Today deaf activists and other accessibility advocates are promoting a campaign for captioning videos online. The Twitter hashtag #captionthis is filled with messages directed at media companies. For more information on why captions are beneficial, see this accessibility blog. For ways to get involved, see Deaf Politics.
Without captions, it’s nearly impossible for me to follow most streaming video. It’s not that I can’t hear at all; I can have conversations in person and I don’t sign. I can hear music but I usually can’t understand the words. I’m largely dependent on lipreading, so unless the actor is facing the camera and speaking in a very clear voice (with a minimal background soundtrack), it’s very difficult. Turn your speakers off and try watching something you’re not familiar with. It will make no sense.
Netflix is improving but the vast majority is still inaccessible. Hulu is the same. iTunes is so-so. Amazon is abominable. I want to give these companies money! I don’t want to torrent media and add subtitle files on my own (illegal, risky, also very buggy). My money is as good as anyone’s. For the most part, media has already been transcribed. TV shows that are shown on TV are required to be captioned - so why can’t they use the same captions online? Most DVDs have subtitles in English - so why don’t streaming movies have them? It’s hard? So what, businesses resisted wheelchair ramps too, but few people argue against their necessity.
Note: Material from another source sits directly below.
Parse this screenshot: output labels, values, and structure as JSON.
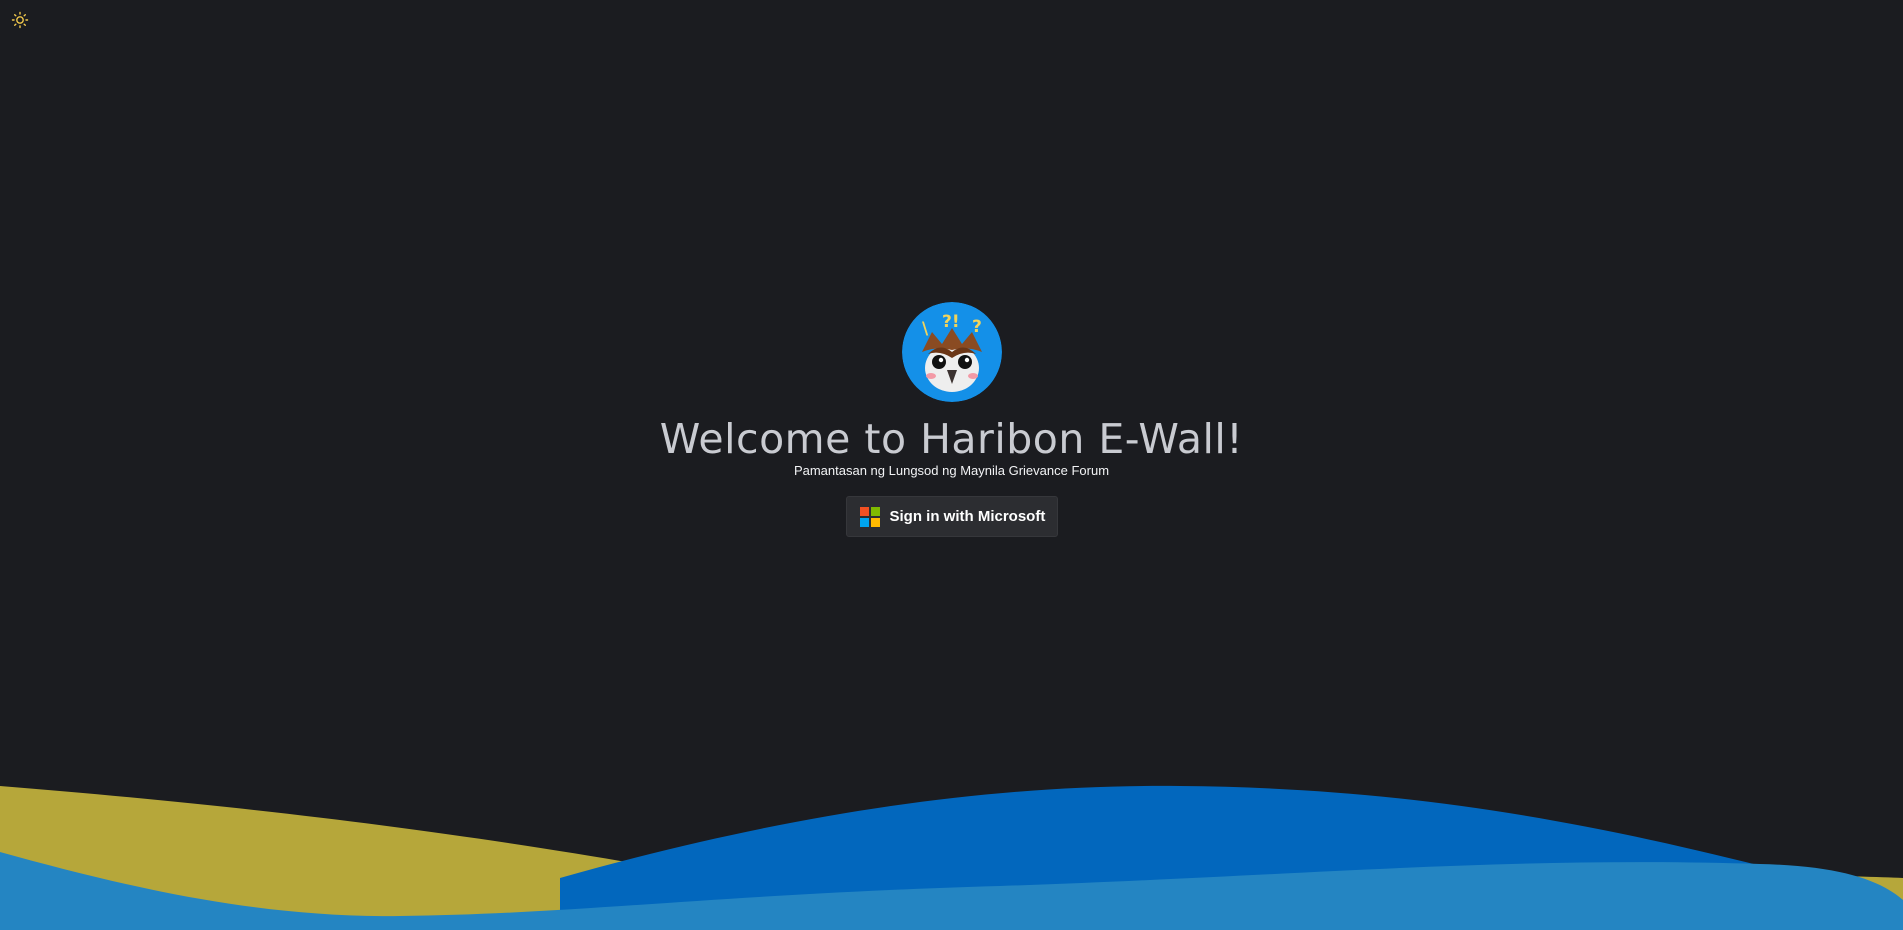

Even if you’re hearing you should support captions. 3-4% of your friends and neighbors are hearing-impaired. If you live long enough, you probably will be too.